No pressure, no pressure.
The final bit, please ignore the table, I’m not THAT big a nerd, I was merely recycling paper
After what seemed an eternity, my bit had finally come up. Lexi set the mood for me by informing everyone that I was a comedian and not a pro, that this was my first time, and that should I fail to make them laugh that they would not heckle me, and instead just stare at me judgmentally.
No pressure. No pressure.
My first two jokes were greeted by icy silence. People did not see the humor in the moniker of Stand Up Comedy Kuwait (S.U.C.K) nor did they take kindly to me asking the laughers amongst them to tickle the silent ones. Fortunately for me, George took notice of my plight and applauded, which got everyone else applauding, which gave me my second wind.
Celebrating with my friends
The most amazing feeling afterward was having strangers come up to you and say, that was good, you really made me laugh. It was invigorating. The best thing about the whole event was that it can only go uphill from here.

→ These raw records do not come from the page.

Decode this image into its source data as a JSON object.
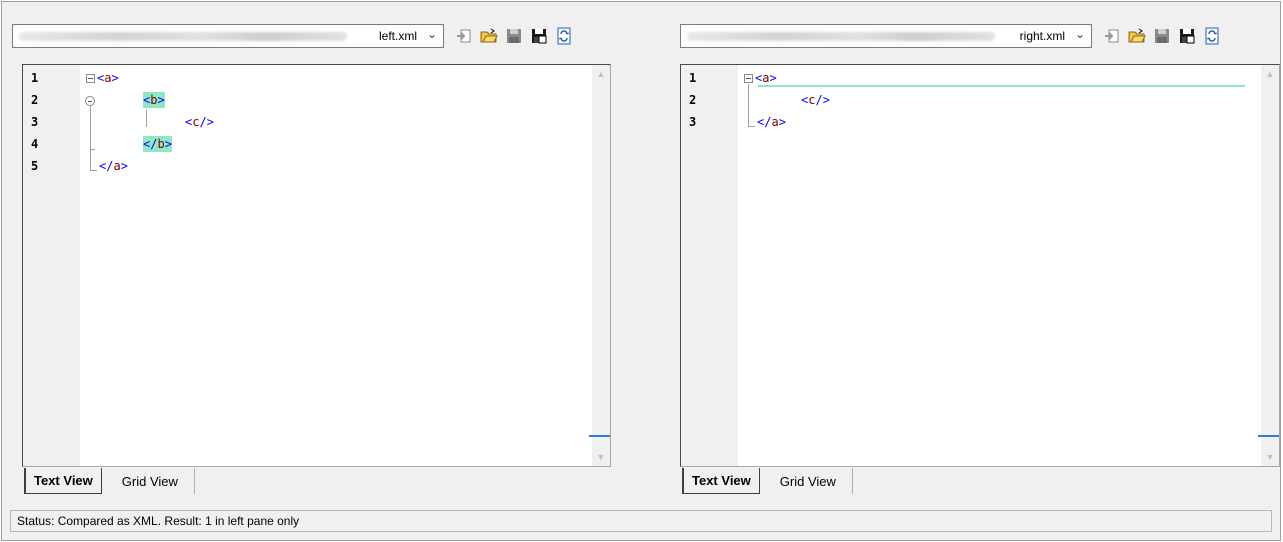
{
  "left": {
    "file": "left.xml",
    "line_numbers": [
      "1",
      "2",
      "3",
      "4",
      "5"
    ],
    "lines": [
      {
        "text": "<a>",
        "tag": "a",
        "diff": false
      },
      {
        "text": "<b>",
        "tag": "b",
        "diff": true
      },
      {
        "text": "<c/>",
        "tag": "c",
        "diff": false
      },
      {
        "text": "</b>",
        "tag": "b",
        "diff": true
      },
      {
        "text": "</a>",
        "tag": "a",
        "diff": false
      }
    ],
    "tabs": [
      "Text View",
      "Grid View"
    ]
  },
  "right": {
    "file": "right.xml",
    "line_numbers": [
      "1",
      "2",
      "3"
    ],
    "lines": [
      {
        "text": "<a>",
        "tag": "a",
        "diff": false
      },
      {
        "text": "<c/>",
        "tag": "c",
        "diff": false
      },
      {
        "text": "</a>",
        "tag": "a",
        "diff": false
      }
    ],
    "tabs": [
      "Text View",
      "Grid View"
    ]
  },
  "toolbar_icons": [
    "import-icon",
    "open-folder-icon",
    "save-icon",
    "save-as-icon",
    "refresh-icon"
  ],
  "colors": {
    "diff_highlight": "#8fe8c2",
    "tag_bracket": "#0000ff",
    "tag_name": "#800000",
    "scroll_marker": "#2a7fd4"
  },
  "status": "Status: Compared as XML. Result: 1 in left pane only"
}
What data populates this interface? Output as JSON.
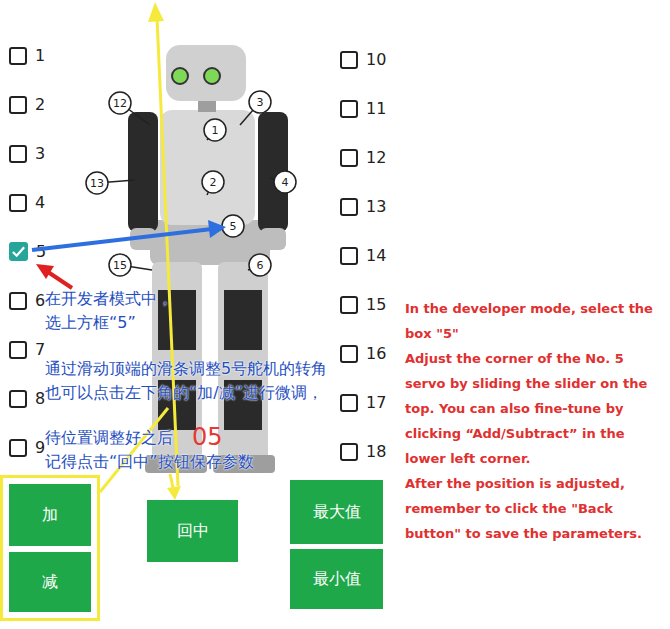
{
  "checkboxes_left": [
    {
      "label": "1",
      "checked": false
    },
    {
      "label": "2",
      "checked": false
    },
    {
      "label": "3",
      "checked": false
    },
    {
      "label": "4",
      "checked": false
    },
    {
      "label": "5",
      "checked": true
    },
    {
      "label": "6",
      "checked": false
    },
    {
      "label": "7",
      "checked": false
    },
    {
      "label": "8",
      "checked": false
    },
    {
      "label": "9",
      "checked": false
    }
  ],
  "checkboxes_right": [
    {
      "label": "10",
      "checked": false
    },
    {
      "label": "11",
      "checked": false
    },
    {
      "label": "12",
      "checked": false
    },
    {
      "label": "13",
      "checked": false
    },
    {
      "label": "14",
      "checked": false
    },
    {
      "label": "15",
      "checked": false
    },
    {
      "label": "16",
      "checked": false
    },
    {
      "label": "17",
      "checked": false
    },
    {
      "label": "18",
      "checked": false
    }
  ],
  "robot": {
    "callouts": [
      "12",
      "3",
      "1",
      "2",
      "13",
      "4",
      "5",
      "15",
      "6"
    ]
  },
  "angle_value": "05",
  "annotations": [
    {
      "lines": [
        "在开发者模式中，",
        "选上方框“5”"
      ]
    },
    {
      "lines": [
        "通过滑动顶端的滑条调整5号舵机的转角",
        "也可以点击左下角的“加/减”进行微调，"
      ]
    },
    {
      "lines": [
        "待位置调整好之后",
        "记得点击“回中”按钮保存参数"
      ]
    }
  ],
  "fine_tune_buttons": {
    "highlighted": true,
    "labels": [
      "加",
      "减"
    ]
  },
  "center_button": "回中",
  "limit_buttons": [
    "最大值",
    "最小值"
  ],
  "instructions": [
    "In the developer mode, select the box \"5\"",
    "Adjust the corner of the No. 5 servo by sliding the slider on the top. You can also fine-tune by clicking “Add/Subtract” in the lower left corner.",
    "After the position is adjusted, remember to click the \"Back button\" to save the parameters."
  ]
}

Once you break that first barrier of fear and uncertainty, everything will fall into place.
Refused to perform a solo piece lest his friend in the audience accept to be his valentine. Smooth
The rest of the evening was equally incredible. It was truly breathtaking to be made aware of all the musical talent available in Kuwait, from young Romeo’s who wrote ballads for their Valentines (albeit with a hint of inappropriateness given their young age) to Semi-Pro Rockers the likes of Ayle Noah. The singers (such as Bashayer) stole the show with an amazing set of pipes, and I made sure to let them know that.
Ras, a talented vocalist
Finally, with the last performance of the evening redefining people’s understanding of musical talent, the show drew to a close. Everyone was forever changed by their experience, both performers and audience alike.
These performers were not amateurs, they were enthusiasts. They were not practicing a hobby, they were following a passion. And that is the first step on the road to perfection.
May they all remain steadfast in their journey towards self discovery, and continue to enlighten those around them.
none can wipe the goofy smirk off my face!
Lexi in the house!